“We don’t need a Wal-Mart in Maple Park. There are two or three shopping centers very close by,” Blake said.

She added that an organized Park District would be a way to bring jobs to town.

Village trustee Kathy Curtis sees infrastructure repair as the key element in rejuvenating the town.

“We need to aggressively pursue revenue streams to upgrade, maintain and repair our infrastructure,” Curtis said.

She said that by repairing the streets, sidewalks, water and sewer, it not only would prevent further flooding like that which devastated the town in the fall, but would also improve the look of the town.

Curtis said two strip mall projects are approved for the southwest and northeast corners of Route 38 and County Line Road. She would like to see those fill with commercial businesses.

Residents in Sugar Grove want the convenience and tax break relief that commercial development would bring.

“I would like to see a lot more commercial coming in here to help alleviate some of the taxes,” Beth Blake of Sugar Grove said. “We’ve got residential here; now we need to get more business.”

Dunkin Donuts sounds good to her. She believes that spending her retail dollars in Sugar Grove is better than going into Geneva, Batavia or Aurora. She doesn’t want retail in the downtown area because it is residential and doesn’t “want it in her backyard, either.” She sees the acres of land farmed by local farmers as appropriate for industrial and commercial development.

“They want to try to keep it quaint, but this isn’t going to be a quaint farmer’s town anymore,” Blake said. “We’ve certainly got a lot of raw farmland around here.”

The Smiths, who moved to Sugar Grove from Hinckley, want the convenience of a lumberyard or a discount store.

“At our age, we want convenience.

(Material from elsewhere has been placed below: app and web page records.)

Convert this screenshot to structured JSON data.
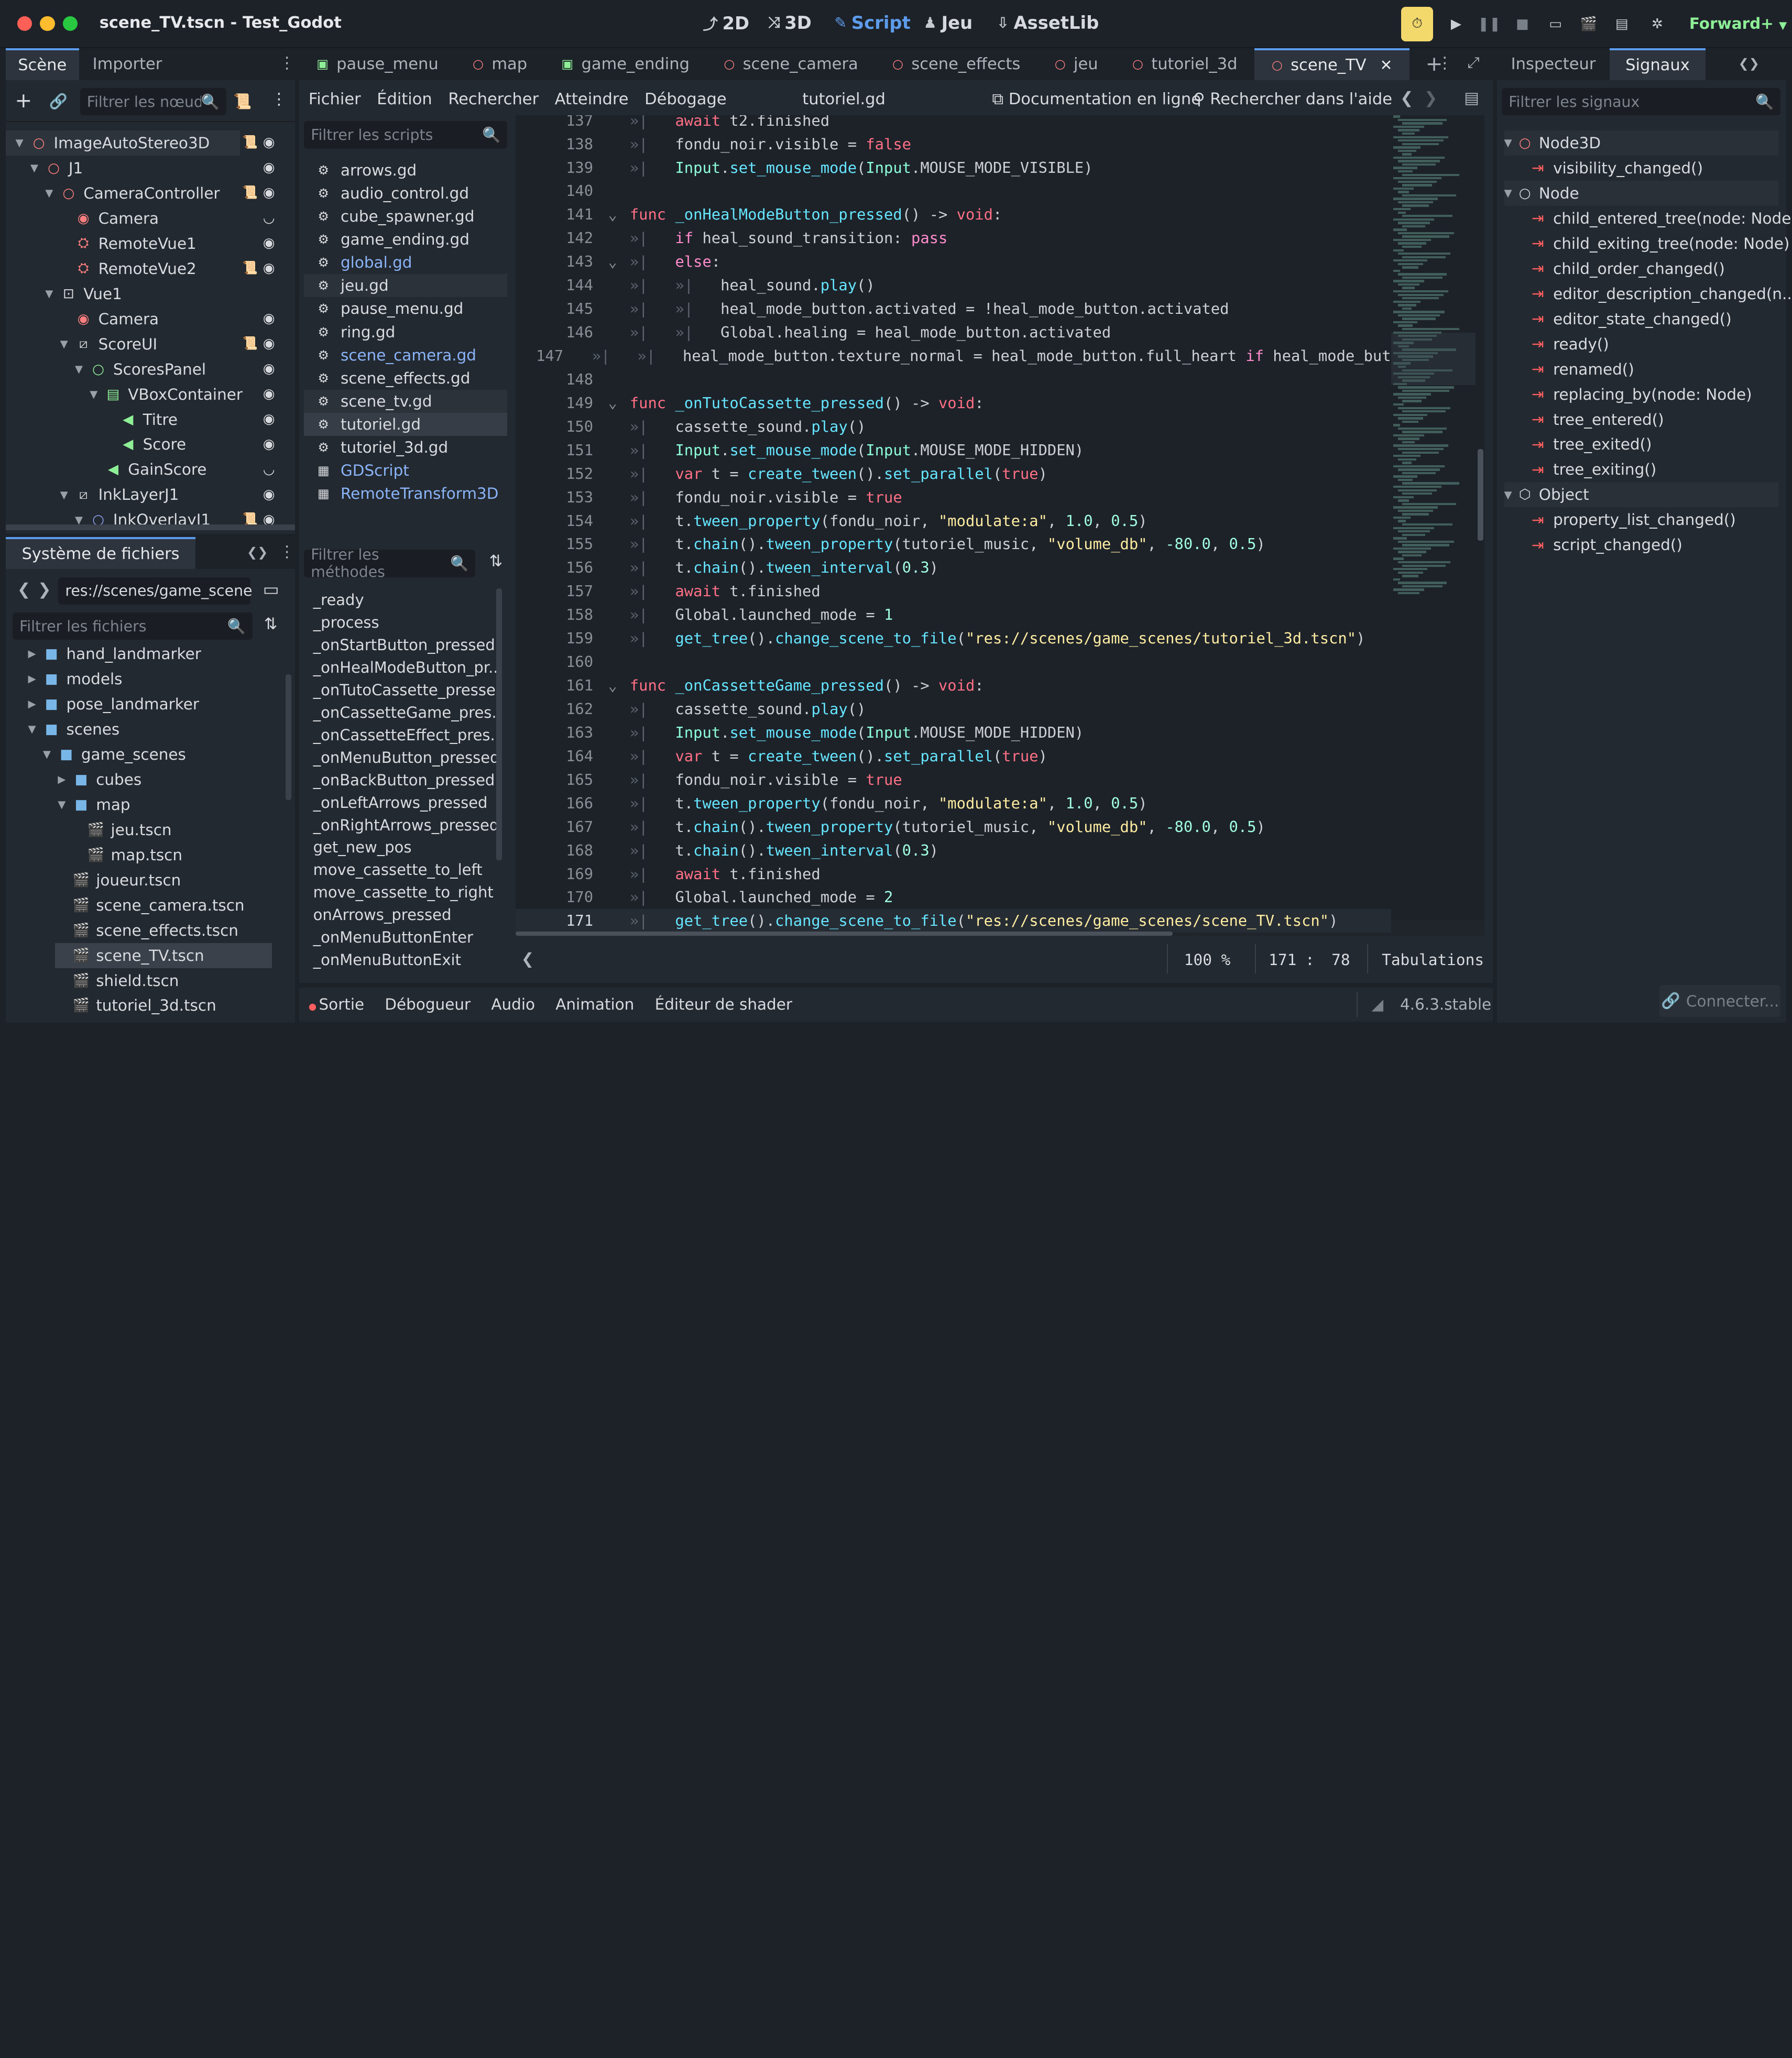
{
  "window": {
    "title": "scene_TV.tscn - Test_Godot"
  },
  "workspaces": [
    {
      "icon": "2D",
      "label": "2D"
    },
    {
      "icon": "3D",
      "label": "3D"
    },
    {
      "icon": "script",
      "label": "Script"
    },
    {
      "icon": "play",
      "label": "Jeu"
    },
    {
      "icon": "download",
      "label": "AssetLib"
    }
  ],
  "renderer": "Forward+",
  "left_dock": {
    "tabs": [
      "Scène",
      "Importer"
    ],
    "filter_placeholder": "Filtrer les nœuds",
    "tree": [
      {
        "label": "ImageAutoStereo3D",
        "icon": "node3d",
        "color": "#fc7f7f"
      },
      {
        "label": "J1",
        "icon": "node3d",
        "color": "#fc7f7f"
      },
      {
        "label": "CameraController",
        "icon": "node3d",
        "color": "#fc7f7f"
      },
      {
        "label": "Camera",
        "icon": "camera",
        "color": "#fc7f7f"
      },
      {
        "label": "RemoteVue1",
        "icon": "remote",
        "color": "#fc7f7f"
      },
      {
        "label": "RemoteVue2",
        "icon": "remote",
        "color": "#fc7f7f"
      },
      {
        "label": "Vue1",
        "icon": "subviewport",
        "color": "#d8dbdf"
      },
      {
        "label": "Camera",
        "icon": "camera",
        "color": "#fc7f7f"
      },
      {
        "label": "ScoreUI",
        "icon": "canvaslayer",
        "color": "#d8dbdf"
      },
      {
        "label": "ScoresPanel",
        "icon": "control",
        "color": "#8eef97"
      },
      {
        "label": "VBoxContainer",
        "icon": "vbox",
        "color": "#8eef97"
      },
      {
        "label": "Titre",
        "icon": "label",
        "color": "#8eef97"
      },
      {
        "label": "Score",
        "icon": "label",
        "color": "#8eef97"
      },
      {
        "label": "GainScore",
        "icon": "label",
        "color": "#8eef97"
      },
      {
        "label": "InkLayerJ1",
        "icon": "canvaslayer",
        "color": "#d8dbdf"
      },
      {
        "label": "InkOverlayJ1",
        "icon": "node2d",
        "color": "#8da5f3"
      }
    ]
  },
  "filesystem": {
    "title": "Système de fichiers",
    "path": "res://scenes/game_scene",
    "filter_placeholder": "Filtrer les fichiers",
    "items": [
      {
        "label": "hand_landmarker",
        "type": "folder"
      },
      {
        "label": "models",
        "type": "folder"
      },
      {
        "label": "pose_landmarker",
        "type": "folder"
      },
      {
        "label": "scenes",
        "type": "folder"
      },
      {
        "label": "game_scenes",
        "type": "folder"
      },
      {
        "label": "cubes",
        "type": "folder"
      },
      {
        "label": "map",
        "type": "folder"
      },
      {
        "label": "jeu.tscn",
        "type": "scene"
      },
      {
        "label": "map.tscn",
        "type": "scene"
      },
      {
        "label": "joueur.tscn",
        "type": "scene"
      },
      {
        "label": "scene_camera.tscn",
        "type": "scene"
      },
      {
        "label": "scene_effects.tscn",
        "type": "scene"
      },
      {
        "label": "scene_TV.tscn",
        "type": "scene"
      },
      {
        "label": "shield.tscn",
        "type": "scene"
      },
      {
        "label": "tutoriel_3d.tscn",
        "type": "scene"
      }
    ]
  },
  "scene_tabs": [
    {
      "label": "pause_menu",
      "icon": "control"
    },
    {
      "label": "map",
      "icon": "node3d"
    },
    {
      "label": "game_ending",
      "icon": "control"
    },
    {
      "label": "scene_camera",
      "icon": "node3d"
    },
    {
      "label": "scene_effects",
      "icon": "node3d"
    },
    {
      "label": "jeu",
      "icon": "node3d"
    },
    {
      "label": "tutoriel_3d",
      "icon": "node3d"
    },
    {
      "label": "scene_TV",
      "icon": "node3d"
    }
  ],
  "script_menu": [
    "Fichier",
    "Édition",
    "Rechercher",
    "Atteindre",
    "Débogage"
  ],
  "current_script": "tutoriel.gd",
  "doc_online": "Documentation en ligne",
  "search_help": "Rechercher dans l'aide",
  "scripts_filter_placeholder": "Filtrer les scripts",
  "scripts": [
    {
      "label": "arrows.gd",
      "cls": ""
    },
    {
      "label": "audio_control.gd",
      "cls": ""
    },
    {
      "label": "cube_spawner.gd",
      "cls": ""
    },
    {
      "label": "game_ending.gd",
      "cls": ""
    },
    {
      "label": "global.gd",
      "cls": "blue"
    },
    {
      "label": "jeu.gd",
      "cls": "hl"
    },
    {
      "label": "pause_menu.gd",
      "cls": ""
    },
    {
      "label": "ring.gd",
      "cls": ""
    },
    {
      "label": "scene_camera.gd",
      "cls": "blue"
    },
    {
      "label": "scene_effects.gd",
      "cls": ""
    },
    {
      "label": "scene_tv.gd",
      "cls": "hl"
    },
    {
      "label": "tutoriel.gd",
      "cls": "sel"
    },
    {
      "label": "tutoriel_3d.gd",
      "cls": ""
    },
    {
      "label": "GDScript",
      "cls": "blue doc"
    },
    {
      "label": "RemoteTransform3D",
      "cls": "blue doc"
    }
  ],
  "methods_filter_placeholder": "Filtrer les méthodes",
  "methods": [
    "_ready",
    "_process",
    "_onStartButton_pressed",
    "_onHealModeButton_pr...",
    "_onTutoCassette_pressed",
    "_onCassetteGame_pres...",
    "_onCassetteEffect_pres...",
    "_onMenuButton_pressed",
    "_onBackButton_pressed",
    "_onLeftArrows_pressed",
    "_onRightArrows_pressed",
    "get_new_pos",
    "move_cassette_to_left",
    "move_cassette_to_right",
    "onArrows_pressed",
    "_onMenuButtonEnter",
    "_onMenuButtonExit"
  ],
  "code_lines": [
    {
      "n": "137",
      "fold": "",
      "html": "<span class='ind'>»|</span>   <span class='kw'>await</span> t2.finished"
    },
    {
      "n": "138",
      "fold": "",
      "html": "<span class='ind'>»|</span>   fondu_noir.visible = <span class='kw'>false</span>"
    },
    {
      "n": "139",
      "fold": "",
      "html": "<span class='ind'>»|</span>   <span class='typ'>Input</span>.<span class='fn'>set_mouse_mode</span>(<span class='typ'>Input</span>.MOUSE_MODE_VISIBLE)"
    },
    {
      "n": "140",
      "fold": "",
      "html": ""
    },
    {
      "n": "141",
      "fold": "v",
      "html": "<span class='kw'>func</span> <span class='fn'>_onHealModeButton_pressed</span>() -> <span class='kw'>void</span>:"
    },
    {
      "n": "142",
      "fold": "",
      "html": "<span class='ind'>»|</span>   <span class='kwc'>if</span> heal_sound_transition: <span class='kwc'>pass</span>"
    },
    {
      "n": "143",
      "fold": "v",
      "html": "<span class='ind'>»|</span>   <span class='kwc'>else</span>:"
    },
    {
      "n": "144",
      "fold": "",
      "html": "<span class='ind'>»|</span>   <span class='ind'>»|</span>   heal_sound.<span class='fn'>play</span>()"
    },
    {
      "n": "145",
      "fold": "",
      "html": "<span class='ind'>»|</span>   <span class='ind'>»|</span>   heal_mode_button.activated = !heal_mode_button.activated"
    },
    {
      "n": "146",
      "fold": "",
      "html": "<span class='ind'>»|</span>   <span class='ind'>»|</span>   Global.healing = heal_mode_button.activated"
    },
    {
      "n": "147",
      "fold": "",
      "html": "<span class='ind'>»|</span>   <span class='ind'>»|</span>   heal_mode_button.texture_normal = heal_mode_button.full_heart <span class='kwc'>if</span> heal_mode_but"
    },
    {
      "n": "148",
      "fold": "",
      "html": ""
    },
    {
      "n": "149",
      "fold": "v",
      "html": "<span class='kw'>func</span> <span class='fn'>_onTutoCassette_pressed</span>() -> <span class='kw'>void</span>:"
    },
    {
      "n": "150",
      "fold": "",
      "html": "<span class='ind'>»|</span>   cassette_sound.<span class='fn'>play</span>()"
    },
    {
      "n": "151",
      "fold": "",
      "html": "<span class='ind'>»|</span>   <span class='typ'>Input</span>.<span class='fn'>set_mouse_mode</span>(<span class='typ'>Input</span>.MOUSE_MODE_HIDDEN)"
    },
    {
      "n": "152",
      "fold": "",
      "html": "<span class='ind'>»|</span>   <span class='kw'>var</span> t = <span class='fn'>create_tween</span>().<span class='fn'>set_parallel</span>(<span class='kw'>true</span>)"
    },
    {
      "n": "153",
      "fold": "",
      "html": "<span class='ind'>»|</span>   fondu_noir.visible = <span class='kw'>true</span>"
    },
    {
      "n": "154",
      "fold": "",
      "html": "<span class='ind'>»|</span>   t.<span class='fn'>tween_property</span>(fondu_noir, <span class='str'>\"modulate:a\"</span>, <span class='num'>1.0</span>, <span class='num'>0.5</span>)"
    },
    {
      "n": "155",
      "fold": "",
      "html": "<span class='ind'>»|</span>   t.<span class='fn'>chain</span>().<span class='fn'>tween_property</span>(tutoriel_music, <span class='str'>\"volume_db\"</span>, <span class='num'>-80.0</span>, <span class='num'>0.5</span>)"
    },
    {
      "n": "156",
      "fold": "",
      "html": "<span class='ind'>»|</span>   t.<span class='fn'>chain</span>().<span class='fn'>tween_interval</span>(<span class='num'>0.3</span>)"
    },
    {
      "n": "157",
      "fold": "",
      "html": "<span class='ind'>»|</span>   <span class='kw'>await</span> t.finished"
    },
    {
      "n": "158",
      "fold": "",
      "html": "<span class='ind'>»|</span>   Global.launched_mode = <span class='num'>1</span>"
    },
    {
      "n": "159",
      "fold": "",
      "html": "<span class='ind'>»|</span>   <span class='fn'>get_tree</span>().<span class='fn'>change_scene_to_file</span>(<span class='str'>\"res://scenes/game_scenes/tutoriel_3d.tscn\"</span>)"
    },
    {
      "n": "160",
      "fold": "",
      "html": ""
    },
    {
      "n": "161",
      "fold": "v",
      "html": "<span class='kw'>func</span> <span class='fn'>_onCassetteGame_pressed</span>() -> <span class='kw'>void</span>:"
    },
    {
      "n": "162",
      "fold": "",
      "html": "<span class='ind'>»|</span>   cassette_sound.<span class='fn'>play</span>()"
    },
    {
      "n": "163",
      "fold": "",
      "html": "<span class='ind'>»|</span>   <span class='typ'>Input</span>.<span class='fn'>set_mouse_mode</span>(<span class='typ'>Input</span>.MOUSE_MODE_HIDDEN)"
    },
    {
      "n": "164",
      "fold": "",
      "html": "<span class='ind'>»|</span>   <span class='kw'>var</span> t = <span class='fn'>create_tween</span>().<span class='fn'>set_parallel</span>(<span class='kw'>true</span>)"
    },
    {
      "n": "165",
      "fold": "",
      "html": "<span class='ind'>»|</span>   fondu_noir.visible = <span class='kw'>true</span>"
    },
    {
      "n": "166",
      "fold": "",
      "html": "<span class='ind'>»|</span>   t.<span class='fn'>tween_property</span>(fondu_noir, <span class='str'>\"modulate:a\"</span>, <span class='num'>1.0</span>, <span class='num'>0.5</span>)"
    },
    {
      "n": "167",
      "fold": "",
      "html": "<span class='ind'>»|</span>   t.<span class='fn'>chain</span>().<span class='fn'>tween_property</span>(tutoriel_music, <span class='str'>\"volume_db\"</span>, <span class='num'>-80.0</span>, <span class='num'>0.5</span>)"
    },
    {
      "n": "168",
      "fold": "",
      "html": "<span class='ind'>»|</span>   t.<span class='fn'>chain</span>().<span class='fn'>tween_interval</span>(<span class='num'>0.3</span>)"
    },
    {
      "n": "169",
      "fold": "",
      "html": "<span class='ind'>»|</span>   <span class='kw'>await</span> t.finished"
    },
    {
      "n": "170",
      "fold": "",
      "html": "<span class='ind'>»|</span>   Global.launched_mode = <span class='num'>2</span>"
    },
    {
      "n": "171",
      "fold": "",
      "html": "<span class='ind'>»|</span>   <span class='fn'>get_tree</span>().<span class='fn'>change_scene_to_file</span>(<span class='str'>\"res://scenes/game_scenes/scene_TV.tscn\"</span>)"
    }
  ],
  "status": {
    "zoom": "100 %",
    "line": "171",
    "sep": ":",
    "col": "78",
    "indent": "Tabulations"
  },
  "bottom_tabs": [
    "Sortie",
    "Débogueur",
    "Audio",
    "Animation",
    "Éditeur de shader"
  ],
  "version": "4.6.3.stable",
  "right_dock": {
    "tabs": [
      "Inspecteur",
      "Signaux"
    ],
    "filter_placeholder": "Filtrer les signaux",
    "connect_button": "Connecter...",
    "groups": [
      {
        "name": "Node3D",
        "icon": "node3d",
        "signals": [
          "visibility_changed()"
        ]
      },
      {
        "name": "Node",
        "icon": "node",
        "signals": [
          "child_entered_tree(node: Node)",
          "child_exiting_tree(node: Node)",
          "child_order_changed()",
          "editor_description_changed(n...",
          "editor_state_changed()",
          "ready()",
          "renamed()",
          "replacing_by(node: Node)",
          "tree_entered()",
          "tree_exited()",
          "tree_exiting()"
        ]
      },
      {
        "name": "Object",
        "icon": "object",
        "signals": [
          "property_list_changed()",
          "script_changed()"
        ]
      }
    ]
  },
  "colors": {
    "accent": "#5d9cec",
    "node3d": "#fc7f7f",
    "control": "#8eef97",
    "signal": "#ff5f5f"
  }
}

Quaint little shops are just way too much money,” Wendy Smith said. “But we’re really glad they’re building a new library.”

For James Mullet, he wants just two things.

“I want them to fix the potholes and get more books in the library,” Mullet said.